A few Sundays ago, Robert Wetzel from Emmanuel School of Religion came to speak to us about the World Convention happening in Nashville at the end of July. Despite our pettiness, it is good to see those who are striving for Unity among the historical restoration fellowships.

You can learn about the World Convention at http://worldconvention.org/

Adam Gonnerman said...

Steve,

I assume that's an independent Christian Church in Indiana. When I was at Harding in Searcy I dreamed of attending Emmanuel when I graduated. That might have been a better route for me than what I took, but....

I've blogged on World Convention a few times. It's been around for years, but only now is gaining attention among Churches of Christ and many independent Christian Churches.

Dee Andrews said...

Frank -

I wrote a very lengthy comment to this blog post the day you posted it last week because the newspaper business is something very dear to my heart, as you know, with Tom being a newpaper publisher and all.

But, somehow, I screwed it up in trying to get the comment posted here and it disappeared.
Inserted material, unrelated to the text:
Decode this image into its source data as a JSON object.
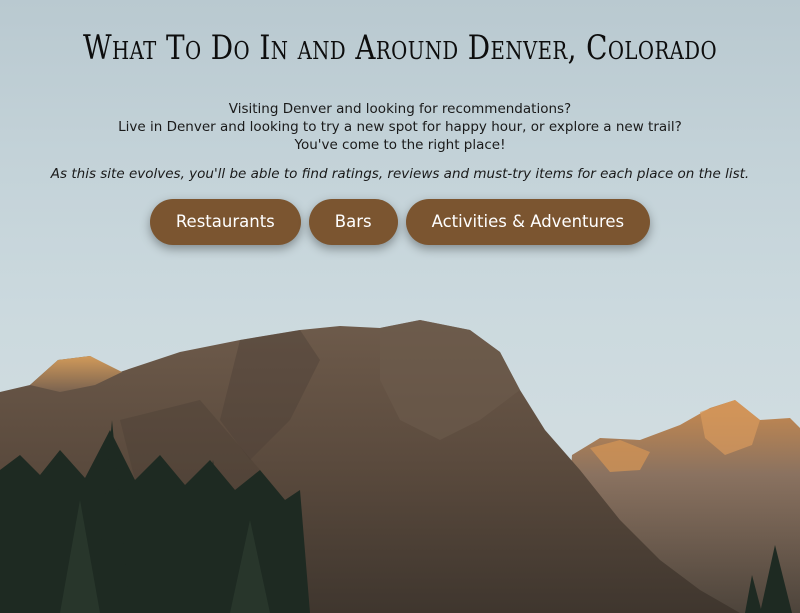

I was REALLY aggravated because it was such a BRILLIANT comment, of course, and I did not have time to try to re-do it.

But, I wanted you to know that I really appreciated the post and your thoughts on the subject and wanted to tell you to try to be understanding about your local newspaper's situation (in cutting some things).
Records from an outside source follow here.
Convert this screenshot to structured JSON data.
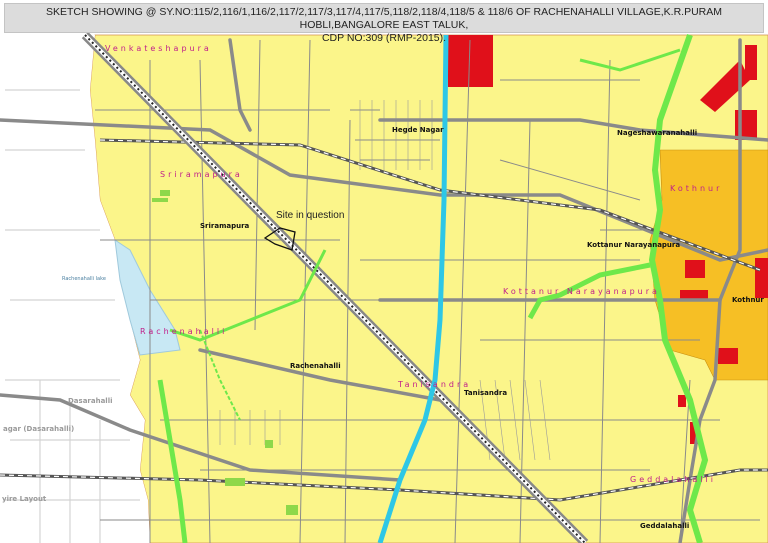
{
  "title": {
    "line1": "SKETCH SHOWING @ SY.NO:115/2,116/1,116/2,117/2,117/3,117/4,117/5,118/2,118/4,118/5 & 118/6 OF RACHENAHALLI VILLAGE,K.R.PURAM HOBLI,BANGALORE EAST TALUK,",
    "line2": "CDP NO:309 (RMP-2015)."
  },
  "labels": {
    "site": "Site in question",
    "venkateshapura_area": "Venkateshapura",
    "sriramapura_area": "Sriramapura",
    "sriramapura": "Sriramapura",
    "rachenahalli_area": "Rachenahalli",
    "rachenahalli": "Rachenahalli",
    "hegde_nagar": "Hegde Nagar",
    "nageshawaranahalli": "Nageshawaranahalli",
    "kothnur_area": "Kothnur",
    "kothnur": "Kothnur",
    "kottanur_narayanapura": "Kottanur Narayanapura",
    "kottanur_narayanapura_area": "Kottanur Narayanapura",
    "tanisandra_area": "Tanisandra",
    "tanisandra": "Tanisandra",
    "geddalahalli_area": "Geddalahalli",
    "geddalahalli": "Geddalahalli",
    "dasarahalli": "Dasarahalli",
    "dasarahalli_nagar": "agar (Dasarahalli)",
    "layout": "yire Layout",
    "lake": "Rachenahalli lake"
  },
  "colors": {
    "residential": "#fbf58a",
    "commercial": "#f6bf25",
    "public": "#e0101a",
    "park": "#6ee84a",
    "water": "#2ec7e6",
    "lake": "#c8e8f4",
    "road": "#8a8a8a"
  }
}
If you remember, Tom was the president of the Mississippi Press Association this past year and we were just at their summer convention last weekend, where we spent lots of time talking with publishers from all over the state of Mississippi about the state of local newspapers these days.

Local newspaper journalists, as a whole, are really incredible people who take their responsibilities to their communities very seriously, with all of its moral and ethical considerations.

I'm in Abilene this week and was visiting with my niece from Amarillo all weekend, so was thinking of you. She is 23 and working for the Amarillo art museum, which she said is on the campus of Amarillo college, where you are.

Her serious boyfriend may be someone you know. He is Matt Blake, I think it is, who is the young adult minister for one of the congregations there in Amarillo. He's about 30. Do you know him?

Just wondering.

Thanks for dropping by Finding Direction as often as you've been doing and commenting. You've been blogging more, too, this summer, which I've really enjoyed. In fact, I want to read your two most recent posts here this afternoon and get caught up.

Dee

Frank Bellizzi said...

Hi, Dee.

Thanks for taking a second run at your comment here. Sorry the first one was eaten. I know that feeling.

I hope I didn't give off the impression that I was irritated at the Globe-News or the Christian Chronicle. I didn't mean to, because I'm not.

As a regular reader of newspapers (and by that I mean "newsprint in hand")I'm all for them. I'm not as close to the papers as you are, but I've always had a high opinion of the people I've known who have worked with them. I know that many of them work very hard because of a strong sense of obligation to the community. Most of us don't recognize that very often.

Yes, yes, I know Matt Blake. He's with the Central Church of Christ in Amarillo. One very fine guy. He's even been a guest teacher at the Bible Chair.